To form normal and secure China-US-Latin America relations, each of the three parties, particularly China and the US, should take everything into consideration based on the history and current state of their interactions. For the US, a more prosperous, equal and stable Latin America could better serve its interests. It should make cooperation with China and other relevant parties on Latin American issues of common interest a policy objective. As far as China is concerned, it should have a more rational assessment of the US-Latin America consensus and China-Latin America differences, thus rationally evaluating the US influence in Latin America.

In the wake of Latin American countries' growing significance in China's global strategy, China should improve and reform its policies toward the region accordingly, focusing on the following three aspects.

To start with, the content of the China-Latin America partnership should be enriched with a more open mind. Currently, development of bilateral relations is mainly based on or serves bilateral pragmatic cooperation in the economic field. Under the new situation, with economic cooperation as the cornerstone, China could consider realizing the transformation from an economic partner of the region toward an all-round stakeholder, laying a solid foundation for the further improvement of bilateral engagement.

Second, in addition to emphasizing such principles and goals as mutual benefit and win-win results, China should also pay high attention to the improvement of people's livelihoods in Latin America. It could boost its development aid or expand cooperation in relevant fields to offer concrete external support for Latin American countries' endeavors in poverty alleviation, inequality reduction and protection of the local natural environment and conservation of the local ecological system. Such concerns and practices could help consolidate China-Latin America consensus on global development agendas.

Third, given the current situation in the so-called "triangular relationship" among China, the US and Latin America, China should attach strategic priority to countries and regions that have already established influential or close cooperative relationships with China. Building upon the foundation of existing cooperation efforts and consolidating achievements, China should vigorously explore new cooperation fields. For instance, bilateral or multilateral cooperation patterns or pathways could be explored on urgent and frontier issues and fields such as post-pandemic economic recovery, bridging the infrastructure gap, coping with climate change, promoting energy transformation, advancing the digital revolution and technological innovation, and developing the circular economy. In areas or industries that China has comparative advantages, China should intensify exchanges and sharing and increase financing support for Latin American countries.

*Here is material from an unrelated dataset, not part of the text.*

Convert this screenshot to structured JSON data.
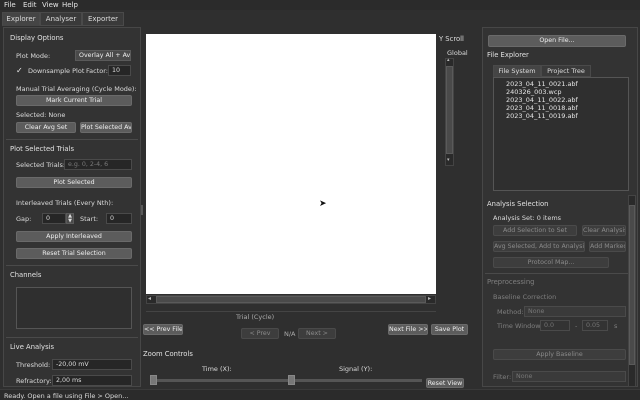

In the meantime, when possible, China should seek the resumption of bilateral consultations and dialogues with the US on Latin American issues, so as to prevent unnecessary misunderstandings or potential conflicts. China should also continue to maintain an optimistic perspective and open-mindedness toward trilateral cooperation, so as to jointly promote prosperity and development of Latin America.

The author is an associate professor at the School of International Studies at Peking University. The author contributed this article to China Watch, a think tank powered by China Daily. The views do not necessarily reflect those of China Daily.

Contact the editor at editor@chinawatch.cn